32. Hobom M,
Storch MK, Weissert R, Maier K, Radhakrishnan A, Kramer B, Bähr M, Diem R. Mechanisms and time course of neuronal degeneration in experimental autoimmune encephalomyelitis. Brain Pathol. 2004;14:148-157.
© 2010 Lippincott Williams & Wilkins, Inc.
What does "Remember me" mean?
By checking this box, you'll stay logged in until you logout. You'll get easier access to your articles, collections,

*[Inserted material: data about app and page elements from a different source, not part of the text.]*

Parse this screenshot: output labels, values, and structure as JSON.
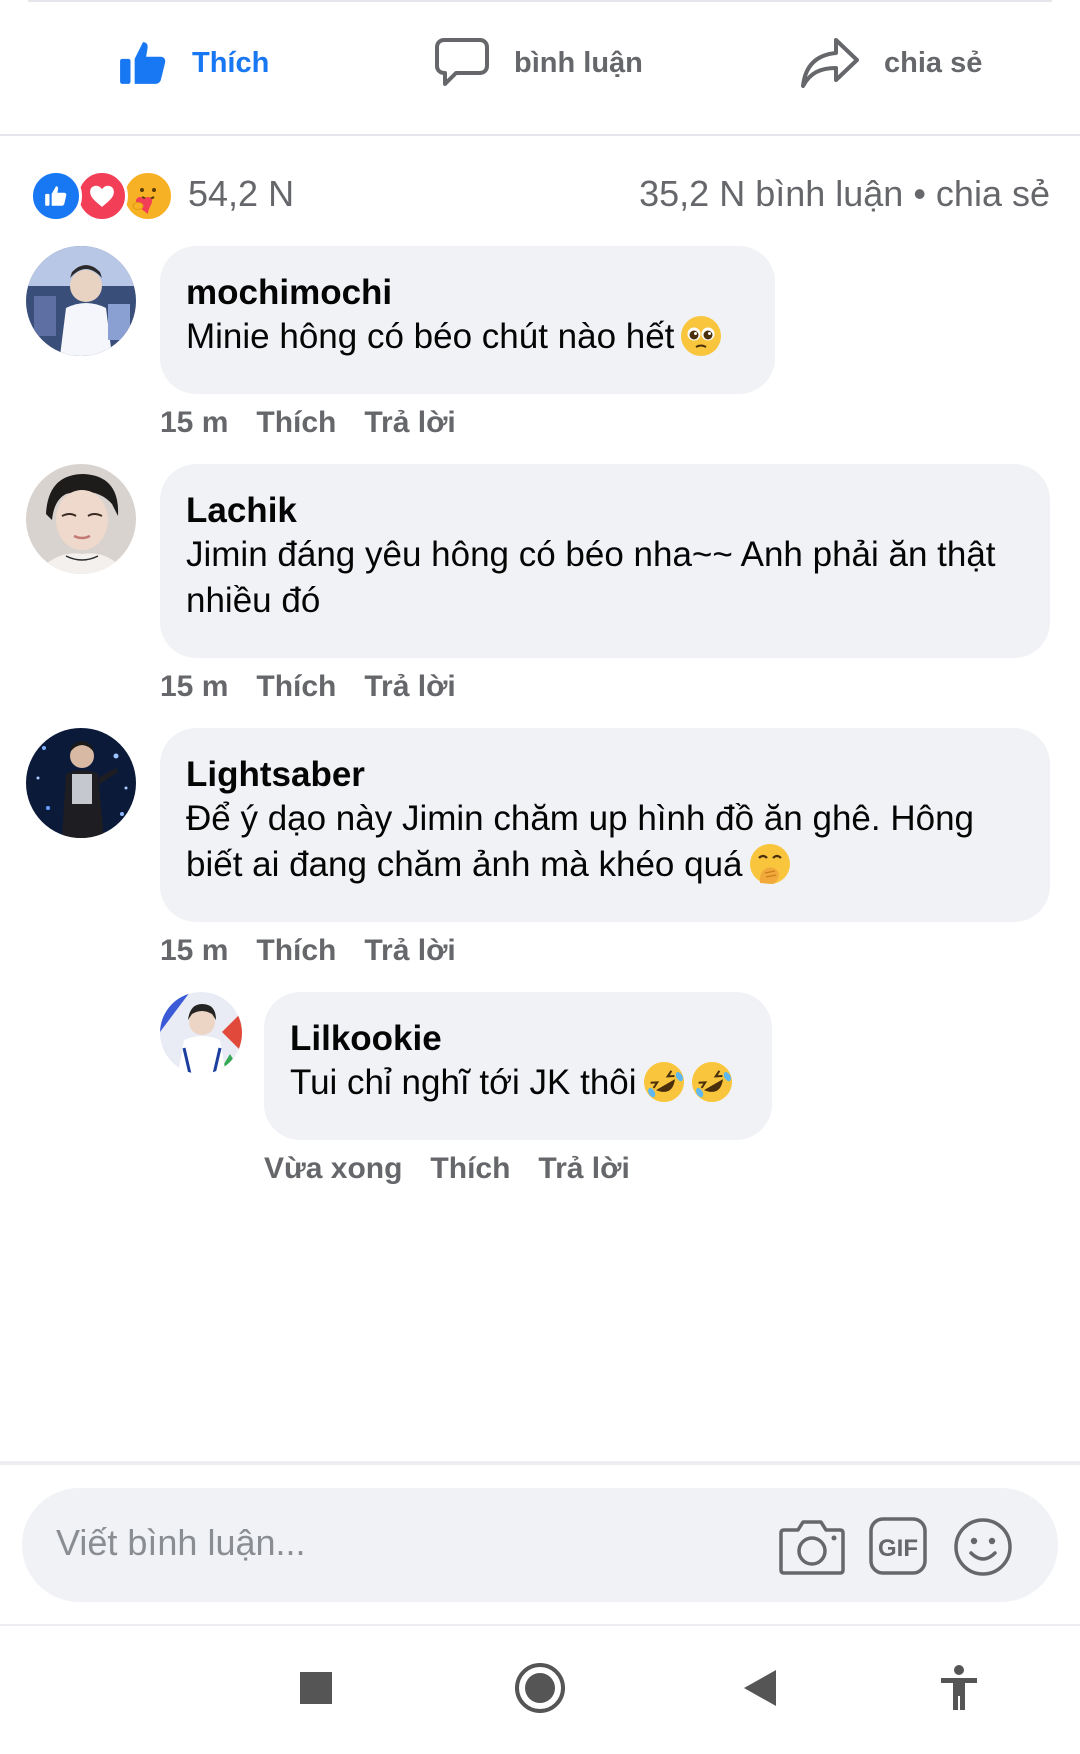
{
  "actions": {
    "like_label": "Thích",
    "comment_label": "bình luận",
    "share_label": "chia sẻ"
  },
  "reactions": {
    "count": "54,2 N",
    "summary": "35,2 N  bình luận • chia sẻ",
    "types": [
      "like-icon",
      "love-icon",
      "care-icon"
    ]
  },
  "comments": [
    {
      "author": "mochimochi",
      "text": "Minie hông có béo chút nào hết",
      "emoji": "pleading-face-emoji",
      "time": "15 m",
      "like": "Thích",
      "reply": "Trả lời"
    },
    {
      "author": "Lachik",
      "text": "Jimin đáng yêu hông có béo nha~~ Anh phải ăn thật nhiều đó",
      "time": "15 m",
      "like": "Thích",
      "reply": "Trả lời"
    },
    {
      "author": "Lightsaber",
      "text": "Để ý dạo này Jimin chăm up hình đồ ăn ghê. Hông biết ai đang chăm ảnh mà khéo quá",
      "emoji": "hand-over-mouth-emoji",
      "time": "15 m",
      "like": "Thích",
      "reply": "Trả lời"
    }
  ],
  "reply": {
    "author": "Lilkookie",
    "text": "Tui chỉ nghĩ tới JK thôi",
    "emoji": "rolling-laughing-emoji",
    "time": "Vừa xong",
    "like": "Thích",
    "reply": "Trả lời"
  },
  "input": {
    "placeholder": "Viết bình luận...",
    "icons": [
      "camera-icon",
      "gif-icon",
      "smiley-icon"
    ]
  },
  "navbar": {
    "icons": [
      "recents-icon",
      "home-icon",
      "back-icon",
      "accessibility-icon"
    ]
  },
  "colors": {
    "brand": "#1877f2",
    "secondary_text": "#65676b",
    "bubble": "#f0f2f5"
  }
}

media, and all your other content, even if you close your browser or shut down your
To protect your most sensitive data and activities (like changing your password),
we'll ask you to re-enter your password when you access these services.
What if I'm on a computer that I share with others?
If you're using a public computer or you share this computer with others, we recommend
that you uncheck the "Remember me" box.
Data is temporarily unavailable. Please try again soon.
Readers Of this Article Also Read